The family of a London man who died after he was incorrectly prescribed a combination of drugs has been awarded £500,000 in damages.
Theo Osgerby, 29, died at his home in May 2005 after suffering a seizure.
Deputy Judge Richard Lissack QC said at London's High Court Mr Osgerby was the victim of "error after error".
The court had heard Mr Osgerby should not have been prescribed the drug Zyban as he was already taking the anti-depressant Citalopram.
His widow Sarah had sued two GPs over treatment given at the Woodland Surgery in Greenwich, south-east London.
Mrs Osgerby's counsel Owain Thomas said a computer-generated warning should have come up when the anti-depressant Zyban was prescribed as an aid for giving up smoking as Mr Osgerby was already taking Citalopram.
He said that the warning was "either ignored or completely misinterpreted."
Mr Thomas said that there had been admissions of breach of duty and negligence by the two doctors concerned.
"These negligent failures cost this young man his life and cost this family dear," he added.
Philippa Whipple QC, for the GPs, said that Mr Osgerby's death was a tragedy for Mrs Osgerby, 36, and his 15-year-old daughter Elise, from Kentish Town, north-west London, for Mr Osgerby's brother, Jay, and for everyone who knew him.

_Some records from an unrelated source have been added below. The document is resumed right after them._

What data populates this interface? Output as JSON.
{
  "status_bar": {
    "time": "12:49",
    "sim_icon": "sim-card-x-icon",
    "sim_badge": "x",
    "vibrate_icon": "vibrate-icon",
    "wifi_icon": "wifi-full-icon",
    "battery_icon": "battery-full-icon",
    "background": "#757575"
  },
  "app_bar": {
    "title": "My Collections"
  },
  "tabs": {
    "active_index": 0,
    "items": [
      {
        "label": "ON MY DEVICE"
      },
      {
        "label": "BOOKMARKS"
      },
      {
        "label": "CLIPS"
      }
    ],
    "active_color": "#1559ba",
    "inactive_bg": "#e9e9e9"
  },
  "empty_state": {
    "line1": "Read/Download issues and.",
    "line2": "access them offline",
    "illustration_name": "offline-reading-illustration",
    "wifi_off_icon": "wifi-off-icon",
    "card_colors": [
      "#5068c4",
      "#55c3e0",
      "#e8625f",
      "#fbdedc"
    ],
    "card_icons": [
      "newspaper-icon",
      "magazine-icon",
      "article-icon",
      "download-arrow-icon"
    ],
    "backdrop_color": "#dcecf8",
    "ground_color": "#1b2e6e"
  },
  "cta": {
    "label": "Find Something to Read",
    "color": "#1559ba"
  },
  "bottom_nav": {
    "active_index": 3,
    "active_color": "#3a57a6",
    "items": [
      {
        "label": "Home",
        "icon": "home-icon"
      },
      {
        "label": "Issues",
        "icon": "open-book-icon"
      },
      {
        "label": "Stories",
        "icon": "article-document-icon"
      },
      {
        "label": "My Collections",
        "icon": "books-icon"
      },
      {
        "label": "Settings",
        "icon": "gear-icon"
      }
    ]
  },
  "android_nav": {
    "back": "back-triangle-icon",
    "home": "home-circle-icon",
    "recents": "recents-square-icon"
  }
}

Judge Lissack said: "Tragic is an overused word but it seems to apply in this case for the error upon error that was made in his care, which has been accepted by the defendants in these proceedings."